• [Work request]
Reproduce each line below with no alterations.

• [App and web page records]
▼
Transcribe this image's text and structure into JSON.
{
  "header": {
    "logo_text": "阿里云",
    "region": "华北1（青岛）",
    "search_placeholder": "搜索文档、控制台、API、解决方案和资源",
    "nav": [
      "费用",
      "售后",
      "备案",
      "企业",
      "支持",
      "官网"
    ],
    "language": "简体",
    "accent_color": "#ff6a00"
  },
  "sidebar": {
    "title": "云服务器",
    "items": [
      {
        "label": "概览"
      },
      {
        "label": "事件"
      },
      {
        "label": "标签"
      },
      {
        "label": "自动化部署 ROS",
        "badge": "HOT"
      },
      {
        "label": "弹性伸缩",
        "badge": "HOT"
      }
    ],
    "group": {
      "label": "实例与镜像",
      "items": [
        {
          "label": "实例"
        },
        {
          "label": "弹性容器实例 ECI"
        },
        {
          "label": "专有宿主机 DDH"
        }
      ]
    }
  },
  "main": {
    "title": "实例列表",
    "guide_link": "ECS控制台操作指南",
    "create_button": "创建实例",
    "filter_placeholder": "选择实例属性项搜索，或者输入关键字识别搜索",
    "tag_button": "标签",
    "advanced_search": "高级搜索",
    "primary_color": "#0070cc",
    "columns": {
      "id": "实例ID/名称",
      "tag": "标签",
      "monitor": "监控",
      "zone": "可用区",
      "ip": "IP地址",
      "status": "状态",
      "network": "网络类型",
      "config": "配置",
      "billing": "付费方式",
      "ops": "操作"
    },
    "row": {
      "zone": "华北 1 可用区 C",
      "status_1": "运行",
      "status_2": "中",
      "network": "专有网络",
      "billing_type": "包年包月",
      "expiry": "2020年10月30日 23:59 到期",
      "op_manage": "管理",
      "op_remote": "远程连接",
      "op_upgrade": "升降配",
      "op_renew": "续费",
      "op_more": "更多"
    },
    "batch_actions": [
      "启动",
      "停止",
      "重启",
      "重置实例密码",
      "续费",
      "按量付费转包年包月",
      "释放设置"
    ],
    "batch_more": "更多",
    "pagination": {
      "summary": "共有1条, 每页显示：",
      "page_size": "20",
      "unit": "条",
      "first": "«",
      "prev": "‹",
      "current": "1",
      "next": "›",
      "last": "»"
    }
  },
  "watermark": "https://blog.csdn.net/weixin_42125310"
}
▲
• [Written response]
Transcribe this image's text and structure into JSON.
{
  "header": {
    "logo_text": "阿里云",
    "region": "华北1（青岛）",
    "search_placeholder": "搜索文档、控制台、API、解决方案和资源",
    "nav": [
      "费用",
      "售后",
      "备案",
      "企业",
      "支持",
      "官网"
    ],
    "language": "简体",
    "accent_color": "#ff6a00"
  },
  "sidebar": {
    "title": "云服务器",
    "items": [
      {
        "label": "概览"
      },
      {
        "label": "事件"
      },
      {
        "label": "标签"
      },
      {
        "label": "自动化部署 ROS",
        "badge": "HOT"
      },
      {
        "label": "弹性伸缩",
        "badge": "HOT"
      }
    ],
    "group": {
      "label": "实例与镜像",
      "items": [
        {
          "label": "实例"
        },
        {
          "label": "弹性容器实例 ECI"
        },
        {
          "label": "专有宿主机 DDH"
        }
      ]
    }
  },
  "main": {
    "title": "实例列表",
    "guide_link": "ECS控制台操作指南",
    "create_button": "创建实例",
    "filter_placeholder": "选择实例属性项搜索，或者输入关键字识别搜索",
    "tag_button": "标签",
    "advanced_search": "高级搜索",
    "primary_color": "#0070cc",
    "columns": {
      "id": "实例ID/名称",
      "tag": "标签",
      "monitor": "监控",
      "zone": "可用区",
      "ip": "IP地址",
      "status": "状态",
      "network": "网络类型",
      "config": "配置",
      "billing": "付费方式",
      "ops": "操作"
    },
    "row": {
      "zone": "华北 1 可用区 C",
      "status_1": "运行",
      "status_2": "中",
      "network": "专有网络",
      "billing_type": "包年包月",
      "expiry": "2020年10月30日 23:59 到期",
      "op_manage": "管理",
      "op_remote": "远程连接",
      "op_upgrade": "升降配",
      "op_renew": "续费",
      "op_more": "更多"
    },
    "batch_actions": [
      "启动",
      "停止",
      "重启",
      "重置实例密码",
      "续费",
      "按量付费转包年包月",
      "释放设置"
    ],
    "batch_more": "更多",
    "pagination": {
      "summary": "共有1条, 每页显示：",
      "page_size": "20",
      "unit": "条",
      "first": "«",
      "prev": "‹",
      "current": "1",
      "next": "›",
      "last": "»"
    }
  },
  "watermark": "https://blog.csdn.net/weixin_42125310"
}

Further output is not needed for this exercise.